Will virtual reality eliminate the Monday blues?
As a manager, I’ve fought many battles with stakeholders in meeting rooms. What I’ve come to realize is that that none of those battles can compare to the war cries that I hear every morning from my 14-year-old son and 8-year-old daughter, while I try to get them ready for school.
I am sure every parent can relate to the struggle of getting themselves ready for work while also ensuring that their child is woken up, washed up, fed and dispatched to school in one piece.
What if there was an alternate to the grind?
Imagining education via virtual reality
I am tempted to imagine a virtual school in the future – without the annoying morning routine, the horrendous commute or the Monday blues. My son would go up to his room, wear his VR gear and log in to a virtual classroom. Newton’s laws are gamified rather than having to learn them by rote. Nuclear explosions are simulated to show the extent of damage they could cause. A virtual journey through the human body makes biology classes a whole lot more interesting.
As we speak, schools around the world are tapping into the wonders of virtual reality. Thanks to apps like Google Expeditions, children can explore the Pyramid of Giza, visit NASA or discover aquatic life at the Great Barrier Reef, from their classrooms.
Harvard Business School is raising the stakes with a virtual classroom called HBX Live where participants can learn and engage with the faculty from anywhere in the world. What’s more, this MIT Dean has taken a leave of absence, just so she can start a university that will have no lectures, no majors and no classrooms.
Can traditional schools compete with virtual reality?
Introducing virtual reality into the classroom has created a highly immersive learning experience that traditional schools may never be able to replicate.
In the future, merging augmented and virtual realities with the physical world could change the face of learning; my son would sit at the breakfast table, wearing special glasses that would allow him to interact with all the three worlds – the physical, the virtual and the augmented. He could see the devastation of the war in Syria in virtual reality, switch to AR Mode to read about it in his virtual textbook while having his cereal.
Finding the right educational balance with Merged Reality
But, I am also thinking about the sheer joy on my daughter’s face as she shares stories about her friends at school. Being in a virtual classroom cannot equate the experience of shared joys and laughter with friends. The risk of isolation, even with empathetic eye contact and emojis, is high. Such a classroom could also deprive the child of a good role model in a teacher or mentor, which is again an important part of their development.
Nevertheless, the limitless possibilities of using virtual reality in education seems like the future is set to replicate the world of Jumanji, bridging the gap between learning and gaming and when augmented and virtual realities start blurring with the physical world, maybe there will be Merged Reality in learning.

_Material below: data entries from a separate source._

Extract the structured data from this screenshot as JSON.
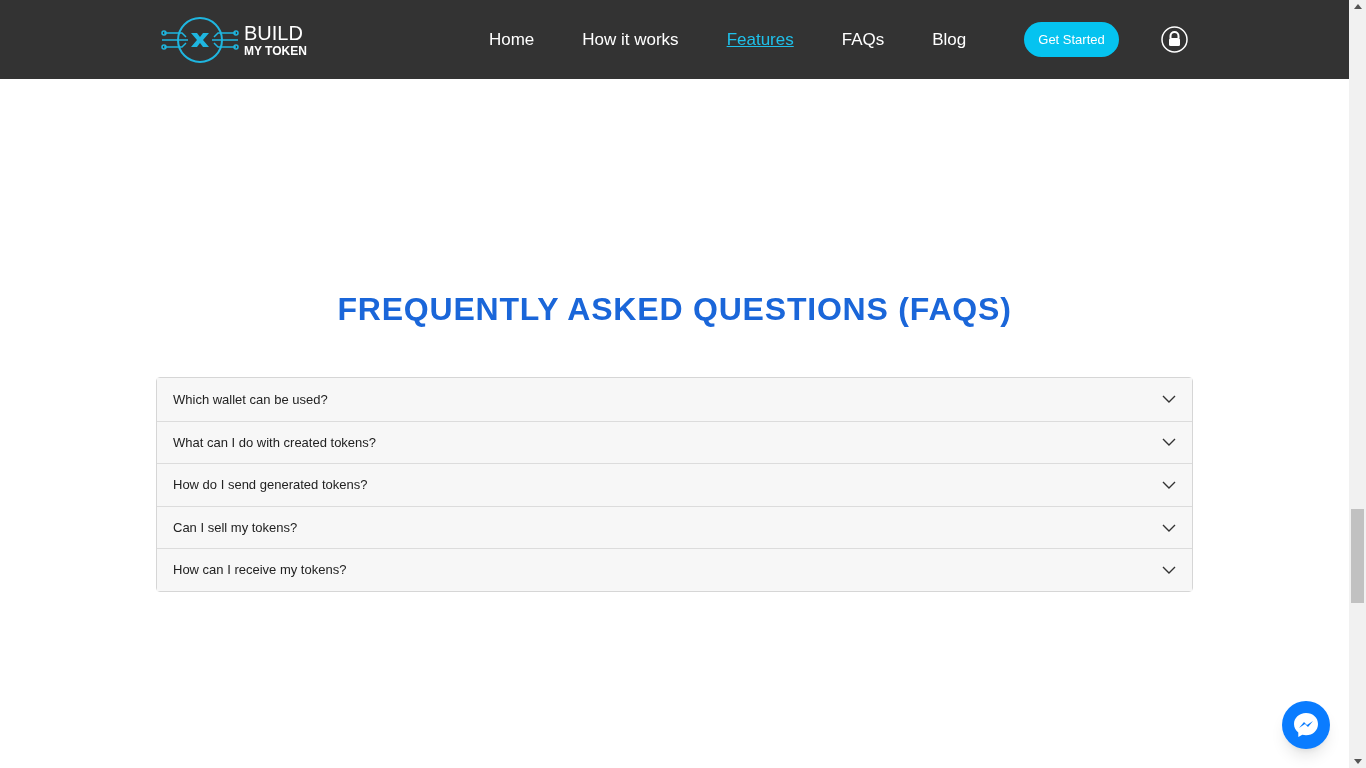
{
  "header": {
    "logo": {
      "line_1": "BUILD",
      "line_2": "MY TOKEN"
    },
    "nav": [
      {
        "label": "Home",
        "selected": false
      },
      {
        "label": "How it works",
        "selected": false
      },
      {
        "label": "Features",
        "selected": true
      },
      {
        "label": "FAQs",
        "selected": false
      },
      {
        "label": "Blog",
        "selected": false
      }
    ],
    "cta": "Get Started"
  },
  "faq": {
    "title": "FREQUENTLY ASKED QUESTIONS (FAQS)",
    "items": [
      {
        "question": "Which wallet can be used?",
        "expanded": false
      },
      {
        "question": "What can I do with created tokens?",
        "expanded": false
      },
      {
        "question": "How do I send generated tokens?",
        "expanded": false
      },
      {
        "question": "Can I sell my tokens?",
        "expanded": false
      },
      {
        "question": "How can I receive my tokens?",
        "expanded": false
      }
    ]
  }
}
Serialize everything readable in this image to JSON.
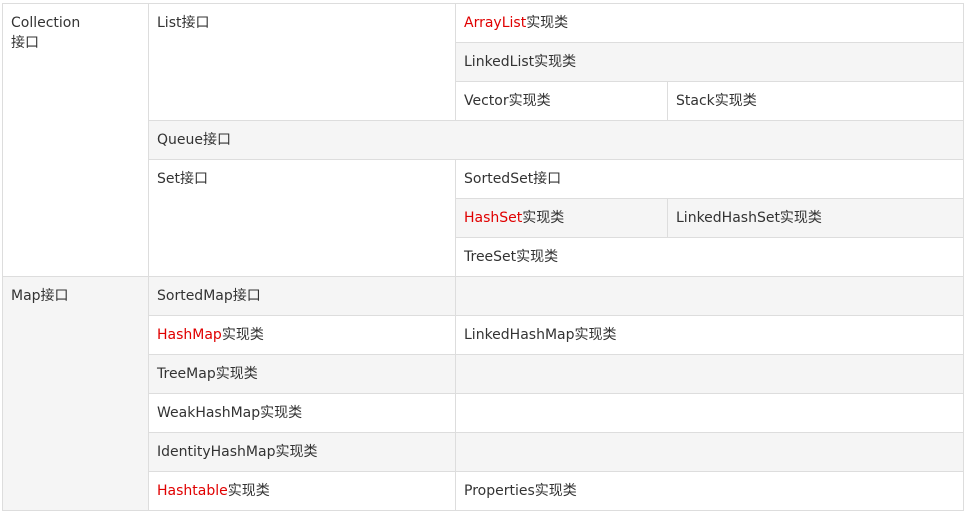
{
  "colors": {
    "highlight": "#e00000",
    "border": "#dddddd",
    "shade": "#f5f5f5",
    "text": "#333333"
  },
  "collection": {
    "label_line1": "Collection",
    "label_line2": "接口",
    "list": {
      "label": "List接口",
      "arraylist": {
        "name": "ArrayList",
        "suffix": "实现类"
      },
      "linkedlist": "LinkedList实现类",
      "vector": "Vector实现类",
      "stack": "Stack实现类"
    },
    "queue": {
      "label": "Queue接口"
    },
    "set": {
      "label": "Set接口",
      "sortedset": "SortedSet接口",
      "hashset": {
        "name": "HashSet",
        "suffix": "实现类"
      },
      "linkedhashset": "LinkedHashSet实现类",
      "treeset": "TreeSet实现类"
    }
  },
  "map": {
    "label": "Map接口",
    "sortedmap": "SortedMap接口",
    "hashmap": {
      "name": "HashMap",
      "suffix": "实现类"
    },
    "linkedhashmap": "LinkedHashMap实现类",
    "treemap": "TreeMap实现类",
    "weakhashmap": "WeakHashMap实现类",
    "identityhashmap": "IdentityHashMap实现类",
    "hashtable": {
      "name": "Hashtable",
      "suffix": "实现类"
    },
    "properties": "Properties实现类"
  }
}
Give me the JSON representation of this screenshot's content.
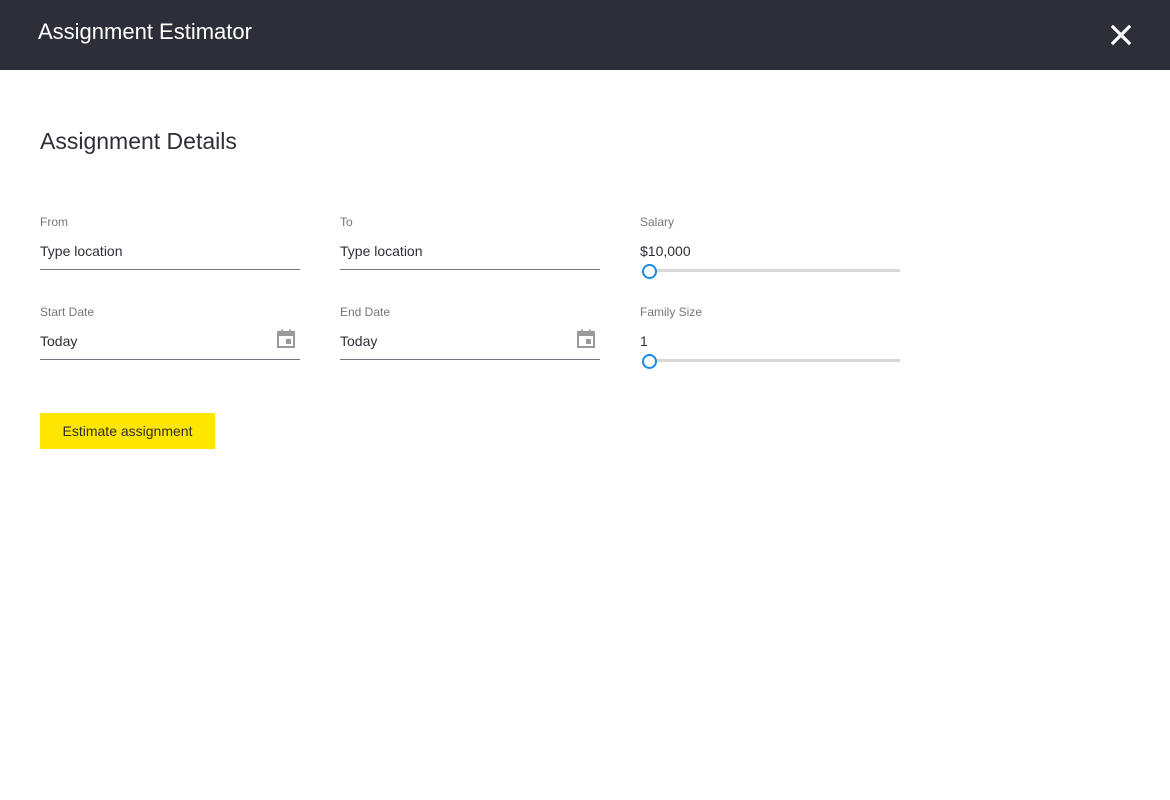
{
  "header": {
    "title": "Assignment Estimator",
    "close_icon": "close-icon"
  },
  "section_title": "Assignment Details",
  "fields": {
    "from": {
      "label": "From",
      "placeholder": "Type location"
    },
    "to": {
      "label": "To",
      "placeholder": "Type location"
    },
    "salary": {
      "label": "Salary",
      "value": "$10,000",
      "slider_fraction": 0
    },
    "start_date": {
      "label": "Start Date",
      "value": "Today",
      "icon": "calendar-icon"
    },
    "end_date": {
      "label": "End Date",
      "value": "Today",
      "icon": "calendar-icon"
    },
    "family_size": {
      "label": "Family Size",
      "value": "1",
      "slider_fraction": 0
    }
  },
  "estimate_button": {
    "label": "Estimate assignment"
  },
  "colors": {
    "header_bg": "#2e2e38",
    "accent": "#ffe600",
    "slider": "#188ce5"
  }
}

And, my son may no longer crib about tomorrow being a Monday during our Sunday night dinners.
Interested in exploring in more depth how virtual and augmented realities could transform everyday reality? Check out our new ConsumerLab report on merged reality, including the six areas that a vast majority of our respondents believe will be transformed fundamentally by virtual and augmented reality.